UPon: We could finalise this talk with the idea of reclaiming the right to be lazy and reclaiming the right to have a place for this in the public space. I will also open this up to everyone, if someone has a question or would like to share some thoughts.
Audience: I’m thinking about the difference between working in a big city, like you do, where there’s a certain way that the public reacts to certain things or respects them, and then about working in a smaller context. I wonder if you’ve already worked in a smaller-town context in Brazil?
OPAVIVARÁ!: We did a piece for the São Paulo Biennial in 2016. That was very much like the TRANSNÔMADES that we showed you. After the biennial, the work circulated through smaller cities and we went to the South of Brazil and to small towns in São Paulo, we went to Campinas and at some point it was different. How people interacted with the work, especially in Campinas, was very difficult because it is a very conservative city. It’s close to the capital, but it’s known as the last place in the world where the abolition of slavery took place. And I think this conservative mindset of small cities sometimes makes it difficult for us to interact with people. Nevertheless, our works are very organic and it’s very easy to understand what to do with a karaoke set, or a bed to sleep in, or a barbecue set. We also found people that could relate to it and understand what we are trying to say about public space. But it’s an effort that we as artists should make, because we know the difficulties of small towns. How do we address issues that are important to the people living there? How can the public there relate to our work and understand it? This is how bridges can be built. Because sometimes we, as artists, arrive like a person on a parachute in the middle of the city: “Okay, I’ll do my work here.”. And then you do something that’s completely exotic and alien to the life of that place, to the day-to-day of that place. So I think it’s something that we must worry about.
UPon: Thank you. Yes, maybe it’s about connecting and also repeating. And that maybe it’s also the key for these practices not to be one pop-up and -out, and not happening continuously, but trying to make a habit of encounters between different actors in the public space. And, yeah, it’s about creating new habits of moving, staying, resting or doing things in public spaces, so that we also have the time to encounter other people and creative encounters.

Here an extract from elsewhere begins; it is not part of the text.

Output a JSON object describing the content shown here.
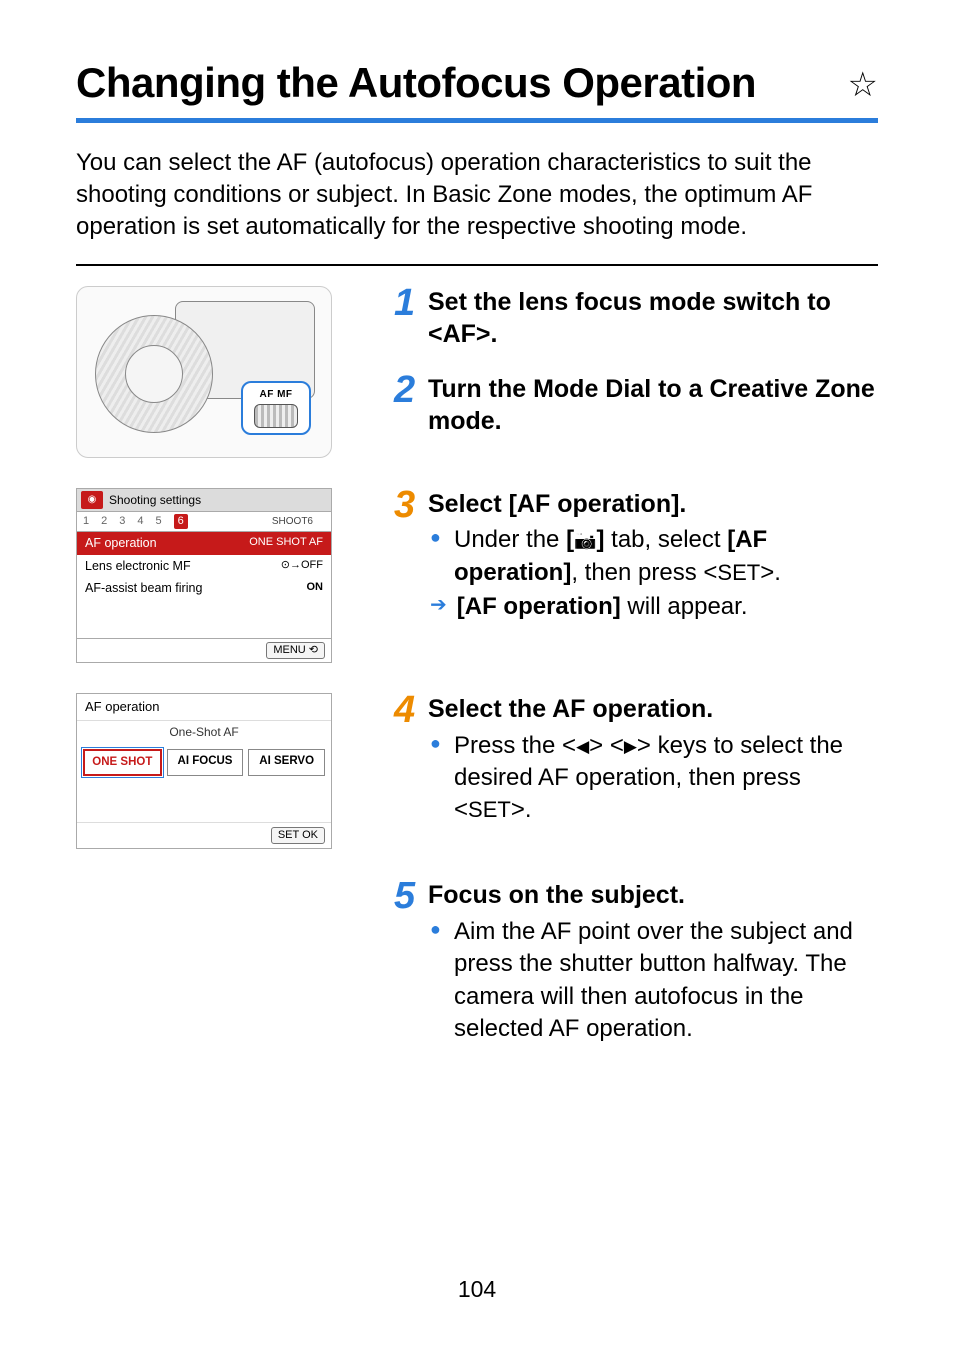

Talk with OPAVIVARÁ!, Lorène Blanche Goesele, Valeria Schwarz and the popUP-week audience
Transcript editing: Lorène Blanche Goesele, Valeria Schwarz

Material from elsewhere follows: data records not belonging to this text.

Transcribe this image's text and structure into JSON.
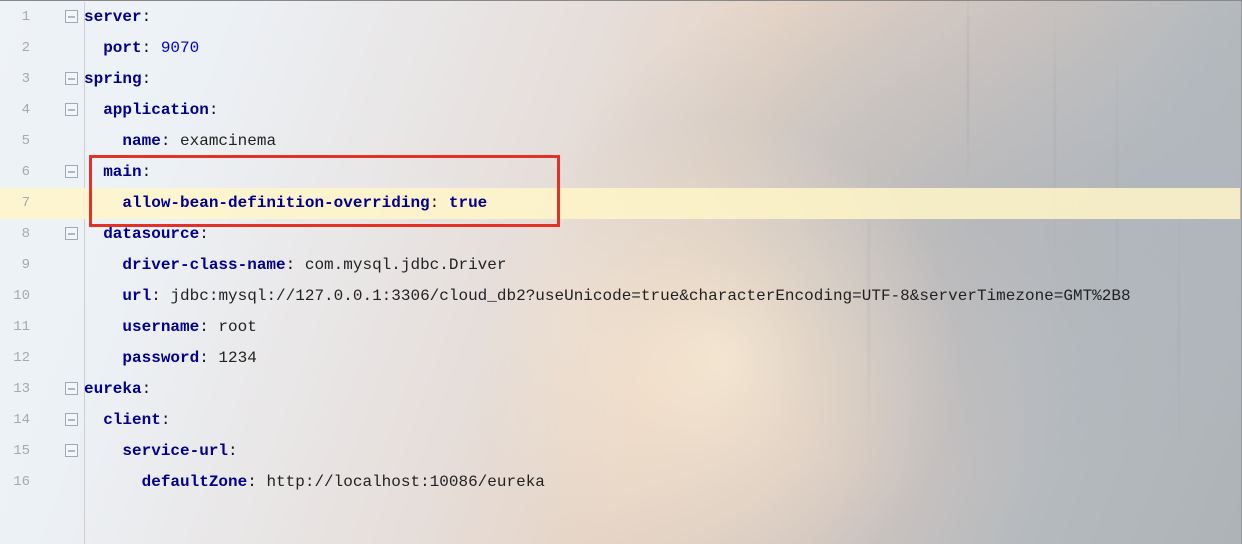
{
  "lines": [
    {
      "num": "1",
      "fold": true,
      "indent": 0,
      "key": "server",
      "colon": ":",
      "value": "",
      "vclass": ""
    },
    {
      "num": "2",
      "fold": false,
      "indent": 1,
      "key": "port",
      "colon": ":",
      "value": " 9070",
      "vclass": "tok-num"
    },
    {
      "num": "3",
      "fold": true,
      "indent": 0,
      "key": "spring",
      "colon": ":",
      "value": "",
      "vclass": ""
    },
    {
      "num": "4",
      "fold": true,
      "indent": 1,
      "key": "application",
      "colon": ":",
      "value": "",
      "vclass": ""
    },
    {
      "num": "5",
      "fold": false,
      "indent": 2,
      "key": "name",
      "colon": ":",
      "value": " examcinema",
      "vclass": "tok-str"
    },
    {
      "num": "6",
      "fold": true,
      "indent": 1,
      "key": "main",
      "colon": ":",
      "value": "",
      "vclass": ""
    },
    {
      "num": "7",
      "fold": false,
      "indent": 2,
      "key": "allow-bean-definition-overriding",
      "colon": ":",
      "value": " true",
      "vclass": "tok-bool"
    },
    {
      "num": "8",
      "fold": true,
      "indent": 1,
      "key": "datasource",
      "colon": ":",
      "value": "",
      "vclass": ""
    },
    {
      "num": "9",
      "fold": false,
      "indent": 2,
      "key": "driver-class-name",
      "colon": ":",
      "value": " com.mysql.jdbc.Driver",
      "vclass": "tok-str"
    },
    {
      "num": "10",
      "fold": false,
      "indent": 2,
      "key": "url",
      "colon": ":",
      "value": " jdbc:mysql://127.0.0.1:3306/cloud_db2?useUnicode=true&characterEncoding=UTF-8&serverTimezone=GMT%2B8",
      "vclass": "tok-str"
    },
    {
      "num": "11",
      "fold": false,
      "indent": 2,
      "key": "username",
      "colon": ":",
      "value": " root",
      "vclass": "tok-str"
    },
    {
      "num": "12",
      "fold": false,
      "indent": 2,
      "key": "password",
      "colon": ":",
      "value": " 1234",
      "vclass": "tok-str"
    },
    {
      "num": "13",
      "fold": true,
      "indent": 0,
      "key": "eureka",
      "colon": ":",
      "value": "",
      "vclass": ""
    },
    {
      "num": "14",
      "fold": true,
      "indent": 1,
      "key": "client",
      "colon": ":",
      "value": "",
      "vclass": ""
    },
    {
      "num": "15",
      "fold": true,
      "indent": 2,
      "key": "service-url",
      "colon": ":",
      "value": "",
      "vclass": ""
    },
    {
      "num": "16",
      "fold": false,
      "indent": 3,
      "key": "defaultZone",
      "colon": ":",
      "value": " http://localhost:10086/eureka",
      "vclass": "tok-str"
    }
  ],
  "highlightLineIndex": 6,
  "redBox": {
    "startLineIndex": 5,
    "lineSpan": 2
  }
}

Proof reading EN: Emily Hawkins
Translation EN to PT: OPAVIVARÁ! (Brazil)
Graphic design: Stephanie Becker
Public Relations: Lorène Blanche Goesele, Tomma Suki Hinrichsen
This series of talks is supported by the Senate Department for Urban Development, Building and Housing as part of the expansion of the Netzwerkstelle Urbane Praxis, carried out by Urbane Praxis e.V.